"Now this is a very, very serious song."


"My Uncle Simon taught this song to me when he came back from Africa." Dad looks over at me seriously. I've never heard of Uncle Simon. Grinning, Dad sweeps his hand briefly over his glossy, combed back hair, and starts to sing, in a powerful, smooth tenor:

Boom-boom, ain't it great to be crazy
Boom-boom, ain't it great to be crazy
Silly and foolish all day long
Boom-boom, ain't it great to be crazy!

On "boom-boom," he slaps the chrome dash playfully. At the end, he vibrates his lips to make an engine noise.

"Now you try it."

"OK." We sing the chorus together. On "boom-boom," he reaches over and softly taps my head.

We decelerate as we pull into a small farming community. A single street light casts pale light on cinderblock buildings, a few houses recede into the dark. The car engine strains as we stop for the stop sign.
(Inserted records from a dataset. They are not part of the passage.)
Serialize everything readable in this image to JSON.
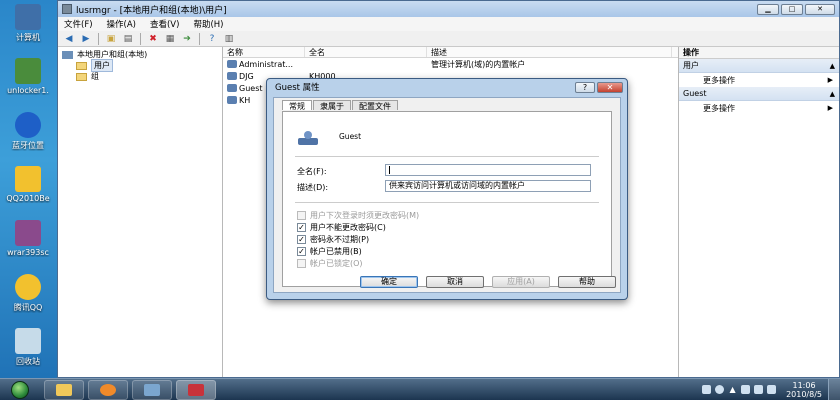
{
  "desktop": {
    "icons": [
      {
        "label": "计算机",
        "icon": "computer-icon",
        "color": "#3f6fa8"
      },
      {
        "label": "unlocker1.",
        "icon": "unlocker-icon",
        "color": "#4a8c3c"
      },
      {
        "label": "蓝牙位置",
        "icon": "bluetooth-icon",
        "color": "#1e5fc7"
      },
      {
        "label": "QQ2010Be",
        "icon": "qq-icon",
        "color": "#f2c12e"
      },
      {
        "label": "wrar393sc",
        "icon": "winrar-icon",
        "color": "#8a4a8c"
      },
      {
        "label": "腾讯QQ",
        "icon": "qq-penguin-icon",
        "color": "#f2c12e"
      },
      {
        "label": "回收站",
        "icon": "recycle-bin-icon",
        "color": "#c6dbe9"
      }
    ]
  },
  "window": {
    "title": "lusrmgr - [本地用户和组(本地)\\用户]",
    "controls": [
      "▁",
      "□",
      "✕"
    ]
  },
  "menu": [
    "文件(F)",
    "操作(A)",
    "查看(V)",
    "帮助(H)"
  ],
  "toolbar_icons": [
    "back-arrow-icon",
    "forward-arrow-icon",
    "folder-up-icon",
    "show-tree-icon",
    "delete-icon",
    "properties-icon",
    "export-icon",
    "help-icon",
    "mmc-view-icon"
  ],
  "tree": {
    "root": "本地用户和组(本地)",
    "children": [
      "用户",
      "组"
    ]
  },
  "list": {
    "headers": [
      "名称",
      "全名",
      "描述"
    ],
    "rows": [
      {
        "name": "Administrat...",
        "fullname": "",
        "desc": "管理计算机(域)的内置帐户"
      },
      {
        "name": "DJG",
        "fullname": "KH000",
        "desc": ""
      },
      {
        "name": "Guest",
        "fullname": "",
        "desc": ""
      },
      {
        "name": "KH",
        "fullname": "",
        "desc": ""
      }
    ]
  },
  "actions": {
    "title": "操作",
    "sections": [
      {
        "label": "用户",
        "item": "更多操作"
      },
      {
        "label": "Guest",
        "item": "更多操作"
      }
    ]
  },
  "dialog": {
    "title": "Guest 属性",
    "help_btn": "?",
    "close_btn": "✕",
    "tabs": [
      "常规",
      "隶属于",
      "配置文件"
    ],
    "username": "Guest",
    "fullname_label": "全名(F):",
    "fullname_value": "",
    "desc_label": "描述(D):",
    "desc_value": "供来宾访问计算机或访问域的内置帐户",
    "checkboxes": [
      {
        "label": "用户下次登录时须更改密码(M)",
        "checked": false,
        "disabled": true
      },
      {
        "label": "用户不能更改密码(C)",
        "checked": true,
        "disabled": false
      },
      {
        "label": "密码永不过期(P)",
        "checked": true,
        "disabled": false
      },
      {
        "label": "帐户已禁用(B)",
        "checked": true,
        "disabled": false
      },
      {
        "label": "帐户已锁定(O)",
        "checked": false,
        "disabled": true
      }
    ],
    "buttons": {
      "ok": "确定",
      "cancel": "取消",
      "apply": "应用(A)",
      "help": "帮助"
    }
  },
  "taskbar": {
    "items": [
      {
        "icon": "explorer-icon",
        "color": "#f0c85a"
      },
      {
        "icon": "media-player-icon",
        "color": "#f08a2a"
      },
      {
        "icon": "network-icon",
        "color": "#7ba6cf"
      },
      {
        "icon": "toolbox-icon",
        "color": "#c8323a"
      }
    ],
    "time": "11:06",
    "date": "2010/8/5"
  }
}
The town is empty, as if we are the only ones on earth.

As he accelerates, back onto the open road, Dad looks over at me again. "OK, now try this:

A horse and a flea and three blind mice
Sitting on a tombstone, shooting dice
The horse fell off and landed on the flea
Whoops said the flea, there's a horse on me!"

I laugh, and try to repeat the verse, but I miss a few words. He fills them in, then we sing it together. On the chorus, his voice becomes so loud it's a bit scary.

Way down deep in darkest Africa
A mouse stepped on an elephant's toe
The elephant looked down with tears in his eyes. . .

Dad stops for a beat, then delivers the punchline falsetto,

Why don't you pick on a fella your size!

I giggle, and he laughs, slapping my knee softly. He sings the song over again, until I know all the words. Then we sing it several more times. Each time now, he sings "boom-boom" like a drum.

I yawn. "You cold?" Dad asks. He puts out his arm, and I shift over to snuggle up next to him as he drives.

I lay against his side, against the bulk and the warmth of him, feeling the tide of his breath; smelling his aftershave and smoke as the Packard hurtles down the highway. As I fall asleep, he's humming softly.

When we get to the hotel, I wake up when Dad turns off the car. "You awake?" he asks. I say nothing, pretending to sleep. He picks me up and carries me to our room, holding me close as he walks up the stairs. My cheek against his soft cotton shirt, I smell his sweat, feel the beating of his heart. He puts me down on the bed, and kisses me on the cheek. His whiskers are rough on my skin. "Good night, slugger," he whispers.